**ABOUT THIS TASK:**
Without including any images, repeat the data exactly.

[Website and app data records]
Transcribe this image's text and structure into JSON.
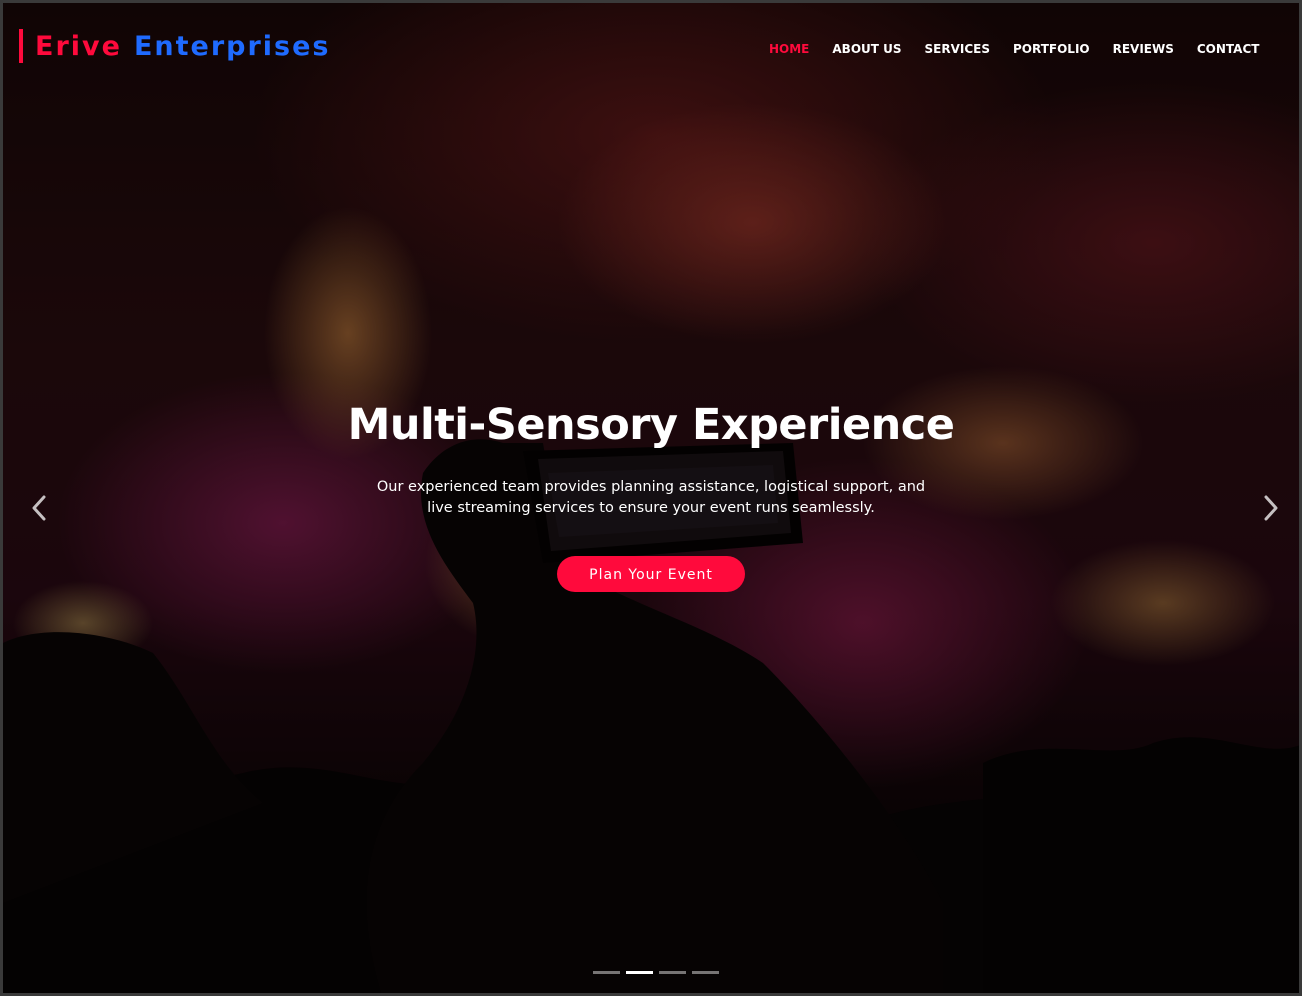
{
  "brand": {
    "word1": "Erive",
    "word2": "Enterprises",
    "colors": {
      "primary": "#ff0a3c",
      "secondary": "#1f6bff"
    }
  },
  "nav": {
    "items": [
      {
        "label": "HOME",
        "active": true
      },
      {
        "label": "ABOUT US",
        "active": false
      },
      {
        "label": "SERVICES",
        "active": false
      },
      {
        "label": "PORTFOLIO",
        "active": false
      },
      {
        "label": "REVIEWS",
        "active": false
      },
      {
        "label": "CONTACT",
        "active": false
      }
    ]
  },
  "hero": {
    "title": "Multi-Sensory Experience",
    "text": "Our experienced team provides planning assistance, logistical support, and live streaming services to ensure your event runs seamlessly.",
    "cta_label": "Plan Your Event",
    "prev_icon": "chevron-left-icon",
    "next_icon": "chevron-right-icon"
  },
  "carousel": {
    "slide_count": 4,
    "active_index": 1
  }
}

**TASK RESPONSE:**
Transcribe this image's text and structure into JSON.
{
  "brand": {
    "word1": "Erive",
    "word2": "Enterprises",
    "colors": {
      "primary": "#ff0a3c",
      "secondary": "#1f6bff"
    }
  },
  "nav": {
    "items": [
      {
        "label": "HOME",
        "active": true
      },
      {
        "label": "ABOUT US",
        "active": false
      },
      {
        "label": "SERVICES",
        "active": false
      },
      {
        "label": "PORTFOLIO",
        "active": false
      },
      {
        "label": "REVIEWS",
        "active": false
      },
      {
        "label": "CONTACT",
        "active": false
      }
    ]
  },
  "hero": {
    "title": "Multi-Sensory Experience",
    "text": "Our experienced team provides planning assistance, logistical support, and live streaming services to ensure your event runs seamlessly.",
    "cta_label": "Plan Your Event",
    "prev_icon": "chevron-left-icon",
    "next_icon": "chevron-right-icon"
  },
  "carousel": {
    "slide_count": 4,
    "active_index": 1
  }
}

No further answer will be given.